Michael Haneke is on decent form, but Happy End lacks a gut punch

I can’t watch a Michael Haneke film film without being in a permanently nervous state. This is because I know that something utterly horrible might happen at any given moment.

It’s all the fault of Hidden, the Austrian’s flawless 2015 film about a middle-class, intellectual Parisian family terrorised by an anonymous stalker who films their house and sends them the tapes. Or, to be more accurate, a specific moment in Hidden, when a desperate Algerian man suddenly cuts his own throat, spraying blood across a wall. It’s a shocking moment of violence that has rendered me a Haneke scaredy-cat for life.

So, I watched Happy End (★★★★, cert 15, 108 mins), with a sense of dread, but also anticipation, because the fact that his films can have such an effect is the sign of a master film-maker. And Haneke undoubtedly is that: beloved of the art house and responsible for some of modern cinema’s most provocative works. Hidden is certainly one of those, as are The White Ribbon, Funny Games and his previous film, Amour. In Haneke’s world, the shocks come not for the sake of them, but as considered elements of tightly structured, strange and confrontational wholes.

The title of his new Haneke film nods sarcastically to the darkness stored within. And it’s a darkness that is brought to the fore from the unforgettable opening moments. As with those secretly filmed snatches in Hidden, the world we are presented with is filtered through a camera (this time a smartphone). We assume a young person is in charge of this one, exchanging messages with a friend. First, the unseen camera operator poisons a guinea pig, then spies on his or her mother. One quick cut later, the woman is prostrate on her sofa, apparently the victim of another poisoning.

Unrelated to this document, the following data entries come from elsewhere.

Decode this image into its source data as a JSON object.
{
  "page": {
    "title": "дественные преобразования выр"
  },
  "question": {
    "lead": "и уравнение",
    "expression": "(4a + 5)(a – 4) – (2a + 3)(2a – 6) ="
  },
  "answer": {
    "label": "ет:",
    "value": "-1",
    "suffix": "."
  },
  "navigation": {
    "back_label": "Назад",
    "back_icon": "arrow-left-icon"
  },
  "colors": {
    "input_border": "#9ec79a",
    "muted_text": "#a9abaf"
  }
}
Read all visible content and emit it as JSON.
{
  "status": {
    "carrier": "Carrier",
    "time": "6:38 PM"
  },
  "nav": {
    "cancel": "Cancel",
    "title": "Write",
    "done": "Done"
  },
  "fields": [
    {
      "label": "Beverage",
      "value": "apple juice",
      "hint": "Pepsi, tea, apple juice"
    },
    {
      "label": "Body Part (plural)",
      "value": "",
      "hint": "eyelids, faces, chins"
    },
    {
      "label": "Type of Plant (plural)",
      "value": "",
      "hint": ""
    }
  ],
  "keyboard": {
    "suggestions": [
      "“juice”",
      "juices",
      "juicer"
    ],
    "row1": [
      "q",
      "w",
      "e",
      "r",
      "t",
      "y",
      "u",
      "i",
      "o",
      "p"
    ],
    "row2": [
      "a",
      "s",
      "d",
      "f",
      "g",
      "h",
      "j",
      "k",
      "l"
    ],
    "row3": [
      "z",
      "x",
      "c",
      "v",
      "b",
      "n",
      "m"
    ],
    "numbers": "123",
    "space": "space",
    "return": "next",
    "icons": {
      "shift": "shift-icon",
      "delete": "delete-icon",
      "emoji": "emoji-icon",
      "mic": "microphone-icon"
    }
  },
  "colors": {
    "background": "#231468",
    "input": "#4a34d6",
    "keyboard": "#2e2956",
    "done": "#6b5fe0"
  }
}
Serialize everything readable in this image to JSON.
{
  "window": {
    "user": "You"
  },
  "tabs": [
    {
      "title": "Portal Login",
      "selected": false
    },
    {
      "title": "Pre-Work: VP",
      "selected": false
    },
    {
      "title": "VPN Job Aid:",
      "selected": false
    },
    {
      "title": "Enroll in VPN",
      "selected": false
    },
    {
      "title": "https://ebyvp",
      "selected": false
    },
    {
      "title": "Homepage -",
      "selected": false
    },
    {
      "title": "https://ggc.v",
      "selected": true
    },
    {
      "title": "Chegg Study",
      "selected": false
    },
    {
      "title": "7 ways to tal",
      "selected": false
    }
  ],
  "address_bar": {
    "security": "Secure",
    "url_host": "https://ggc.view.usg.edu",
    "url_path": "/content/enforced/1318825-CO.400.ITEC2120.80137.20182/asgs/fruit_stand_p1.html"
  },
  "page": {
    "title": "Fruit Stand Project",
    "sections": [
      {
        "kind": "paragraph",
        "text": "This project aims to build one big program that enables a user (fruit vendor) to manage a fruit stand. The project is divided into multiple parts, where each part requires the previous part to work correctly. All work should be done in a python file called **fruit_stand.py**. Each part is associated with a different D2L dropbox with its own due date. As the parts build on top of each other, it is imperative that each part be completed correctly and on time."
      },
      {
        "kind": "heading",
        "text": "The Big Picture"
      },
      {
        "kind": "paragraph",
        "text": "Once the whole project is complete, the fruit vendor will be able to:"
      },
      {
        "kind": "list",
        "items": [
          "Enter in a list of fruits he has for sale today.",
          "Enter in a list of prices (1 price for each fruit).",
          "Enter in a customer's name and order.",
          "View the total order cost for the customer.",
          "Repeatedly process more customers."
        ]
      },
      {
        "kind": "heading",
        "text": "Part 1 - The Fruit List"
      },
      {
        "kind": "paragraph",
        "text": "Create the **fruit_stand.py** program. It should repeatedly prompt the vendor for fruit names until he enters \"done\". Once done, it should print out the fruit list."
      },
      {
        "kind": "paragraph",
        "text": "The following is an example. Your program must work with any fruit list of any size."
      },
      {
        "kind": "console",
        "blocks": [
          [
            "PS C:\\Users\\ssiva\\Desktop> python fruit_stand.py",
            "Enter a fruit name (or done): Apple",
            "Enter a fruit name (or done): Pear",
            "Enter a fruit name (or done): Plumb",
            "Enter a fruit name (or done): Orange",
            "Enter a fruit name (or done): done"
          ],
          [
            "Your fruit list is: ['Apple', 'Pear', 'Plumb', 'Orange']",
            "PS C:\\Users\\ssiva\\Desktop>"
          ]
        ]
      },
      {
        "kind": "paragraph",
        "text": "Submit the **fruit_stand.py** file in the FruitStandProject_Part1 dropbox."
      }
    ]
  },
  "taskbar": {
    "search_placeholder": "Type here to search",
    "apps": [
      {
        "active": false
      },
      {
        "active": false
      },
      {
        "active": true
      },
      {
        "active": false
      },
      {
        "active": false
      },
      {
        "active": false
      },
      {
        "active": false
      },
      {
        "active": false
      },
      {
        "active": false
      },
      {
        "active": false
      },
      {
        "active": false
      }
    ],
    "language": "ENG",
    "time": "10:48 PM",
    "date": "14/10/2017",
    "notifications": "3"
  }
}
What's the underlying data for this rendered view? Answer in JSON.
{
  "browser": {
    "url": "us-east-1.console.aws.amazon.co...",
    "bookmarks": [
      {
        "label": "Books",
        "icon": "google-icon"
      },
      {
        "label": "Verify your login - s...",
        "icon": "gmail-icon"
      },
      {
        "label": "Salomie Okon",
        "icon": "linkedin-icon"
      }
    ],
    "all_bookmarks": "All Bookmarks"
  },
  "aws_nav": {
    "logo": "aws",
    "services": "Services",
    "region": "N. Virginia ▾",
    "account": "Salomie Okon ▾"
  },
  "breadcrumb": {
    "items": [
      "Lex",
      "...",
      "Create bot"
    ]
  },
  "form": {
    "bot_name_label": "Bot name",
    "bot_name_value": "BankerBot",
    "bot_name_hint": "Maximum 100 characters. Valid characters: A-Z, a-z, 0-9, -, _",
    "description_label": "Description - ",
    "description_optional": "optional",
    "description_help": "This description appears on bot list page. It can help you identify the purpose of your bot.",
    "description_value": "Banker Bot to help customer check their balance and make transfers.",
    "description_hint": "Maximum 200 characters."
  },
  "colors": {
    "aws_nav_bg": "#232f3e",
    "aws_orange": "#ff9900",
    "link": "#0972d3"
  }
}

It is quickly revealed that it was a young girl filming the action. A 14-year-old called Eve (Fantine Harduin), who is taken to live in the palatial home of her aunt Anne and grandfather Georges, played respectively by previous Haneke collaborators Isabelle Huppert and Jean Louis-Trintignant. What unfolds is a kind of soap opera, but it is filtered through Haneke’s singular and anguished vision of humanity, involving an industrial accident, a wayward son and put-upon servants. Georges tries to top himself, too, driving a car into a tree in the middle of the night.

If this all sounds about as much fun as reading another newspaper article on Brexit, then I’d understand why you would choose to see the magnificent and uplifting Paddington 2 instead. Yet for those who like a challenge, Happy End offers much to think about. It is filmed with the formal clarity and precise acting that are hallmarks of his film-making.

Haneke uses the strained relations of the Laurent family to pick away at his familiar themes of the hypocrisy and vanity of the upper-middle classes, the casual cruelty humans inflict on one another and, specifically, French attitudes to their country’s colonial past.

Yet for all of Happy End’s icy brilliance, it stops just short of Haneke’s finest work. It doesn’t quite fulfil the promise of its brilliantly sinister opening. Nor does it offer that nervously anticipated gut punch. This is Haneke on decent but restrained form. I left feeling relieved and a little disappointed at the same time.